23rd August 2019
On my recent trip to Cambodia, I was able to visit the APOPO Visitor Center in Siem Reap. One of my favorite things about traveling with Wild Frontiers is our dedication to responsible tourism and it doesn't get much more responsible than this.
APOPO stands for Anti-Personnel Landmines Detection Product Development and in 1997 they started their humanitarian work in Tanzania training “Hero Rats” to be able to detect and locate landmines with their keen sense of smell.
After extensive bombing during the Vietnam War, it’s estimated that between 1.9 and 5.8 million cluster munitions remain undetonated in Cambodia, causing over 64,000 casualties since 1979. Landmines especially affect rural communities who rely heavily on agriculture, so when APOPO expanded their efforts to Cambodia in 2015, it was a huge relief to the those who had lived in fear of their families lives for so long.
I sat down with the Public Relations Manager from APOPO Visitor Center, Benjamin Carrichon, to learn more about the center and the amazing work they do.
A: I came first to open the visitor center in Siem Reap, from construction to setting up the team, setting up everything.

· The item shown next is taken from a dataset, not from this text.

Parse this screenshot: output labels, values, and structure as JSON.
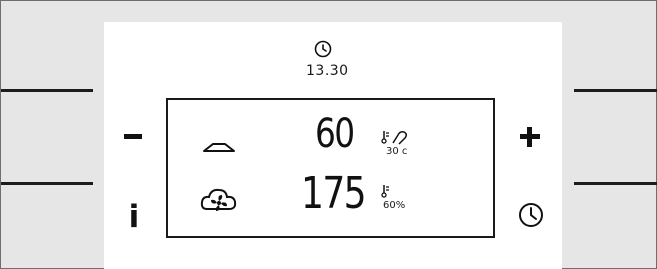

I worked as a project manager to open up the center as well as tell the community about the center. Now, the center is running very well so I have a new position as Public Relations Manager. I make sure APOPO is still on the scene and ensure we have good connections with the tourism industry, as well as fundraising.
A: Over 500 landmines. Our goal for 2019 is to clear 2,000,000 square meters. Our ultimate goal is to be landmine free by 2025.
A: We have 6 rats in the center. In total, we have 33 rats working. We do have 20 more rats arriving in September coming from Tanzania. Yes, they are the most effective method in clearing landmines as they work a lot faster than humans can.
A: They are Gambian pouch rats and their size is one of the reasons we use them as they are easier to work with. We bring them over from Africa where the breeding program is. We use rats because they’re not heavy enough to set off the mine and have a very sensitive sense of smell. They’re also very intelligent, so they respond well to training and can effectively detect the particular smell of TNT even if it’s buried underground, unlike humans who would have to investigate every alert from metal detectors, which is time-consuming and not always accurate to landmines specifically.
A: Once pups are born from successfully trained rats in the breeding program, the handlers then socialize them at around 4 weeks old when they open their eyes and introduce them to different sights, sounds and smells associated with humans. When they are weaned at 10 weeks old, they’re used to people and begin their training. This is done using a handheld clicker and food rewards to associate one with the other and then trainers begin to introduce the target smell and training gets more specific from there. Eventually, the rat will understand that detecting that particular smell of TNT, and alerting its handler, will earn it a reward.
A: In addition to helping the community, it’s seeing the “wow factor” on people’s faces when they visit the center. They can see what we are doing and how we are making a difference.
A: First of all, for us opening the center was really a way to promote our work. Also, to increase the public awareness around the landmine issue. Coming to the center is the first step. I think people are touched by what we do. Buying an entrance ticket to the center covers the cost of running it and the money goes back into the operation. If guests want to do more, they can adopt/sponsor a rat or give a donation. Sharing their pictures taken on social media also helps.